Conditioning for Cyclists
Part 1 - Introduction
When we were children, we just got on our bikes and rode, usually in and around our own neighborhoods. We didn’t give a thought to what it takes to ride long distances or the need to change our riding pace because we seldom, if ever, went further than the corner store or a friends house down the street. As active cyclists, we need to prepare ourselves for the type of riding we do, whether we race, tour, or just want to cover long distances as fast as possible. Wherever our cycling interests lie, conditioning can help us achieve better results and increase our muscle strength, endurance, minimize the possibility of injury, and therefore increase our enjoyment of cycling.
What do we mean by conditioning?
In a nutshell, ‘conditioning’ is the way our body adapts to a training overload. To get maximum benefit, the overload needs some specificity to the goal of training, must be progressive, and must include time for recovery and adaptation. So, we have to get ourselves to overload by specific types of training, which leads to muscle adaptation, and must be done in a progressive manner.
How then do we condition ourselves for cycling?
Conditioning covers a wide array of exercises to properly prepare our body for the effort and energy we will need for any cycling activity. We need to train the endurance elements of our muscles, heart and lungs by doing a lot of steady, long rides as part of our conditioning, but also we must include an element of strength and speed work. Training specificity relates to the way our muscles work. As an example, we use our legs when cycling or running.
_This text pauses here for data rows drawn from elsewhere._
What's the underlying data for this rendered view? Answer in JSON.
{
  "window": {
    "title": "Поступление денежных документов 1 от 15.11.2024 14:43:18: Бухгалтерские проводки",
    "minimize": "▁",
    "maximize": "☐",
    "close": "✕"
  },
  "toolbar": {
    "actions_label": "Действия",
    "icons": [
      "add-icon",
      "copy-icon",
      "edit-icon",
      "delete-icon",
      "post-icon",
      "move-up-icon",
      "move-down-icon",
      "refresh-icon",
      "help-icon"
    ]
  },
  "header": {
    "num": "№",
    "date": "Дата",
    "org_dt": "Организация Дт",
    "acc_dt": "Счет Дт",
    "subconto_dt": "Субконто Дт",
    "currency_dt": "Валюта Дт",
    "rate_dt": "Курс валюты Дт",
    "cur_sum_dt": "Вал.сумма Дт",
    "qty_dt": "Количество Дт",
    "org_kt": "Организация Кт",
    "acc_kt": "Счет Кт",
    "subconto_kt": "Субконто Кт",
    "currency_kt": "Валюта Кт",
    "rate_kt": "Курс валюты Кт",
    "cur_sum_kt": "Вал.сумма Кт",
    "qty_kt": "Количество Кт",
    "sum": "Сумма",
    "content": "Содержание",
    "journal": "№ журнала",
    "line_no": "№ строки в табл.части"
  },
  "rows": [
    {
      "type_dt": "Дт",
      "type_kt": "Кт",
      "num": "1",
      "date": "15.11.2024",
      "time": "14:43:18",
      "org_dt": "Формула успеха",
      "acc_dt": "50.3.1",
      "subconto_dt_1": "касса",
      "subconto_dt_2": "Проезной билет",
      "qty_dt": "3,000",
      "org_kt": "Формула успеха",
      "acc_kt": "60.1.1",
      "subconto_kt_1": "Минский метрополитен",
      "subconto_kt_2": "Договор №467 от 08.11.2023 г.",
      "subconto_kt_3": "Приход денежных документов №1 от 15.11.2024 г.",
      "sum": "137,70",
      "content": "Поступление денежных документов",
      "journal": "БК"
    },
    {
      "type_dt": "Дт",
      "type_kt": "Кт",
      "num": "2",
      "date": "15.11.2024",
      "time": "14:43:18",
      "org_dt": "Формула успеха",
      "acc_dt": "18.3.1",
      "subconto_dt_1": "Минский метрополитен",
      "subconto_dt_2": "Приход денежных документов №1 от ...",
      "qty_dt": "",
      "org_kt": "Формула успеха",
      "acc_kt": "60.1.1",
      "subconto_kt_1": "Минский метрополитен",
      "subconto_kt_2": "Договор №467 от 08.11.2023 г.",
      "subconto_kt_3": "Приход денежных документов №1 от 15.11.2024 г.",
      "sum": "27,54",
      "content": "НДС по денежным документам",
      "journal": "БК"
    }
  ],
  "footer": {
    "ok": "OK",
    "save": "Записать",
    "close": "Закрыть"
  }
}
Running can improve the cardio element of our training, but does little to improve leg power needed for cycling and vice versa.
What about overload and adaptation?
Ever decide to climb 2 or 3 flights of stairs instead of taking the elevator? The first time, your heart was probably pounding by the time you got up those stairs. You might well have been out of breath also! But if you did that climb often enough you would hardly notice the difference after a few weeks. Those 2 or 3 flights were an overload - an extra activity your body was not used to. Gradually, your body adapted by increasing blood flow to the muscles and the strength improved so that the activity was no longer an overload. In cycling, we must aim to ride further and faster to get to overload, though too much overload results in fatigue and possibly injury instead of adaptation and improvement in fitness.
What is progression?
We can’t get better at any activity without practice. As cyclists, we need to ride to improve our fitness and strength, but we need to do other activities as well. Progression involves the following FITT system.
Frequency - how often you train
We only want to overload one of the above FITT areas at a time - then let your body adapt before changing anything..this is know as progression.
Ugh, Isn’t this boring?
We need to include a bit of variety in order to challenge ourselves and keep our motivation elevated in order to improve. And, we have to fit all these FITT activities into the rest of our life! When cycling, vary your routes. When training by exercising other muscles, work different muscle groups each time. Keep track of your activity so you can see progress. Progress is motivation in itself!
Why is recovery important?
When you go out for a training session, you come back tired and hopefully exhilarated, but you won’t feel fitter at that moment. You need to allow your body to recover from the activity. It is important to ensure adequate nutrition ( good carbs and protein), hydration, and sufficient rest and sleep. If enough time for rest and recovery doesn’t occur, overtraining is the result. That is why it is essential to track performance of each activity.
What if I stop conditioning?
It is important to maintain the training or the level of fitness will decline.
In Conditioning Part 2 we will suggest ways to train including some effective exercises.Credit for the information in this article goes to Dr Auriel Forrester, former Director of British Cycling, accredited personal cycling coach, British Cycling Coaching Tutor, Sport’s Coach UK Senior Tutor and owner of Scientific Coaching.